● Exercise
The expected output is each line in the data below that includes the string "хочет".

● Record set
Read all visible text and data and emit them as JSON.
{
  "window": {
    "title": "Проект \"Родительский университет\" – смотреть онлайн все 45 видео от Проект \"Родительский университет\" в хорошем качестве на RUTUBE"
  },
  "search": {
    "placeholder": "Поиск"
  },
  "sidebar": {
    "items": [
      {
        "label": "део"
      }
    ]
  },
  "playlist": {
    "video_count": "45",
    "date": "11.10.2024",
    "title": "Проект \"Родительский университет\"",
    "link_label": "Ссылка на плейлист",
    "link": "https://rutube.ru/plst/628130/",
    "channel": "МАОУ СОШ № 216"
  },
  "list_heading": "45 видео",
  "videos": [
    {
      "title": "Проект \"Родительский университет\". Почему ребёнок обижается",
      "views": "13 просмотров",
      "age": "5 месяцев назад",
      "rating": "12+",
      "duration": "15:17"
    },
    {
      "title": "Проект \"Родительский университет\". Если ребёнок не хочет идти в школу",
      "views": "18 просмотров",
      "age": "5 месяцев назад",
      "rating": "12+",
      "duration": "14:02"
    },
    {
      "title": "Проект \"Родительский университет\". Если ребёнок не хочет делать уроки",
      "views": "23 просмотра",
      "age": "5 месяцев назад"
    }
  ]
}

● Completed exercise
      "title": "Проект \"Родительский университет\". Если ребёнок не хочет идти в школу",
      "title": "Проект \"Родительский университет\". Если ребёнок не хочет делать уроки",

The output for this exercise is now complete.